Boat ladders must extend below the level of the water to be effective. We like ladders with at least 2-3 rungs below the surface, which means they must either fold or be removed when underway.

Common ladder types include:

  • Over-the-gunwale ladders for runabouts and small sailboats. These have hooks that vary in width to match the width of the gunwale.
  • Swim step ladders hang down from powerboat swim steps and usually contract underneath or fold up on top of the step. Since the swim step is so much lower than the side of the boat, these ladders generally need only 1-3 steps.
  • Platform ladders create a mini-swim step on one side of the outboard or outdrive. These come with a platform and side rails.
  • Transom ladders on sailboats hinge up and down and generally match the appearance of the pushpit.
  • Removable ladders fit in brackets bolted to the hull or deck. The brackets have keyhole slots that hold the ladder securely, yet allow it to be removed quickly for storage.

Many ladders fold in half so they can be left in place without dragging in the water. They can be used while folded when boarding from a dinghy and extended when swimming. They are also easier to stow.

"Rope" ladders are flexible, collapsible and lightweight, but they’re not ideal as a primary ladder because their flexibility makes them difficult to climb. Try in calm water before you rely on them as your sole reboarding method.

What to look for

Where to mount
Ladders should be mounted so that the steps extend far enough into the water to make climbing aboard as easy as possible and at a spot that’s convenient for boarding. For example, stern ladders are quite common on sailboats, but this is frequently where the motion of the boat is the greatest. On sailboats with a fixed pushpit, a better place may be on the side, near the cockpit, where the lifeline gate is located.

Comfort and security
We like broad, nonskid treads, since 1" stainless tubing is remarkably painful under bare feet.
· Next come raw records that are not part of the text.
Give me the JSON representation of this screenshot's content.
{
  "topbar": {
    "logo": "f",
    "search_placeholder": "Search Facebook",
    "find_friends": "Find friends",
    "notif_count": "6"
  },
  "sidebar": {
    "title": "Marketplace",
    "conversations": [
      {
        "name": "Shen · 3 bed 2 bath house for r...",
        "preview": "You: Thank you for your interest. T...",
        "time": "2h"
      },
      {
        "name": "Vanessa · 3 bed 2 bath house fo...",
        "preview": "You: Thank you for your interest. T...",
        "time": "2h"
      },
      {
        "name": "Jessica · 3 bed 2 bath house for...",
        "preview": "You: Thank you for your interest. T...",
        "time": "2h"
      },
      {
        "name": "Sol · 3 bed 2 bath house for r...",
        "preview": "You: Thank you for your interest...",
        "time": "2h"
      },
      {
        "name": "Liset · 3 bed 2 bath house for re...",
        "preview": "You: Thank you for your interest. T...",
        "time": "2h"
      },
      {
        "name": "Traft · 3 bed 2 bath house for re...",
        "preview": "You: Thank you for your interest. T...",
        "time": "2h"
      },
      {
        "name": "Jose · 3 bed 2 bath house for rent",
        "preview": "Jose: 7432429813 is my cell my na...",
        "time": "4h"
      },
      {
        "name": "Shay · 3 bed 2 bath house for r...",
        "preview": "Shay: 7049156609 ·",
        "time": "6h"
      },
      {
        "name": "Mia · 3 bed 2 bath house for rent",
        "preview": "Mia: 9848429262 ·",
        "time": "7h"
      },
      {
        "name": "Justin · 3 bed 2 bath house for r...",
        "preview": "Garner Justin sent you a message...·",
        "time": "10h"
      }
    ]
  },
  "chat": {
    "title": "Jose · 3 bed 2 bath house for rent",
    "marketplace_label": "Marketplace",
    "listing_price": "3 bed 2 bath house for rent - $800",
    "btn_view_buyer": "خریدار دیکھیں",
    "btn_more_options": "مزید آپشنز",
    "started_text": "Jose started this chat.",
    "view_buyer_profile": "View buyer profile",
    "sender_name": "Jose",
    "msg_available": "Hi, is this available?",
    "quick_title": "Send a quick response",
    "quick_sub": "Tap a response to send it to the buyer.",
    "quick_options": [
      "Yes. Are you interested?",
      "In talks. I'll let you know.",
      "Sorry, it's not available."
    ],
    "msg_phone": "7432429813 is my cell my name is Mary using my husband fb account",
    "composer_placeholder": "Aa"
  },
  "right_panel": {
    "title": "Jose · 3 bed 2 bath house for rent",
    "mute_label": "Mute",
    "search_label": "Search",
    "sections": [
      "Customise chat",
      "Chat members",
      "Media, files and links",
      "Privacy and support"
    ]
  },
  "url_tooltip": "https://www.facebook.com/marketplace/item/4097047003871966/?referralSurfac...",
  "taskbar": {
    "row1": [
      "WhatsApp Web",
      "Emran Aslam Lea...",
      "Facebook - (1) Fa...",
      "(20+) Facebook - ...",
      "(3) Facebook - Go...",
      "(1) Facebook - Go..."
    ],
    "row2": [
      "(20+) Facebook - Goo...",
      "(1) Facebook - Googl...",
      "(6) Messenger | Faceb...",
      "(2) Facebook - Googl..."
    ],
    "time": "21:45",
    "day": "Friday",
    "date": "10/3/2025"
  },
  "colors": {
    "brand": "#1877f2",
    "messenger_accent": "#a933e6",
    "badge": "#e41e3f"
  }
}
We also like ladders that stand off away from the side of the hull, because they provide finger and toe clearance. Side rails that extend above deck level provide a handy place to grab.

Ladders are made from noncorroding materials like stainless-steel, aluminum and plastic. Aluminum is lighter and less expensive, while stainless-steel looks better and is stronger. Plastic treads are fine and are quite comfortable.